# Your objective
Which lines of the data hold the word "emoji"? Copy all of them.

==================================================

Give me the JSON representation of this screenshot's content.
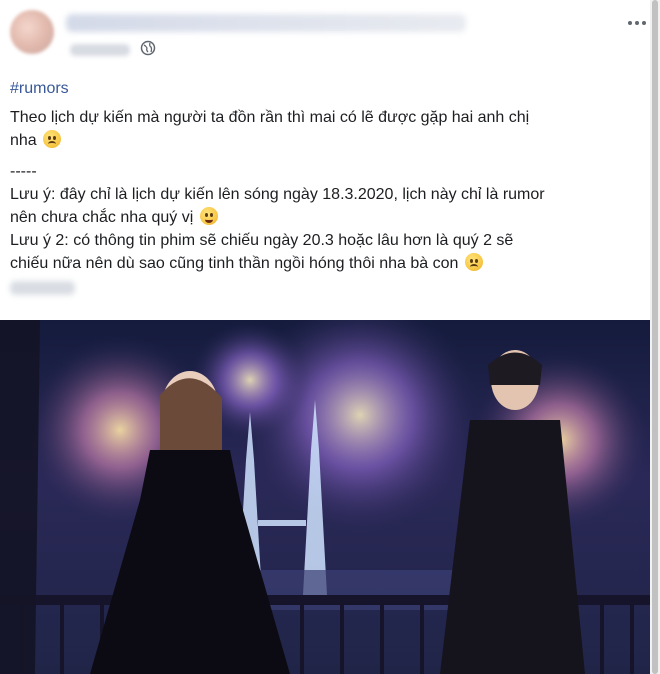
{
  "post": {
    "hashtag": "#rumors",
    "line1": "Theo lịch dự kiến mà người ta đồn rần thì mai có lẽ được gặp hai anh chị",
    "line1b": "nha",
    "separator": "-----",
    "note1a": "Lưu ý: đây chỉ là lịch dự kiến lên sóng ngày 18.3.2020, lịch này chỉ là rumor",
    "note1b": "nên chưa chắc nha quý vị",
    "note2a": "Lưu ý 2: có thông tin phim sẽ chiếu ngày 20.3 hoặc lâu hơn là quý 2 sẽ",
    "note2b": "chiếu nữa nên dù sao cũng tinh thần ngồi hóng thôi nha bà con"
  },
  "icons": {
    "globe": "globe-icon",
    "more": "more-options-icon",
    "sad_emoji": "sad-face-emoji",
    "laugh_emoji": "rofl-emoji"
  },
  "colors": {
    "link": "#385898",
    "text": "#1c1e21",
    "secondary": "#606770"
  }
}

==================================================

# Answer to this exercise
    "sad_emoji": "sad-face-emoji",
    "laugh_emoji": "rofl-emoji"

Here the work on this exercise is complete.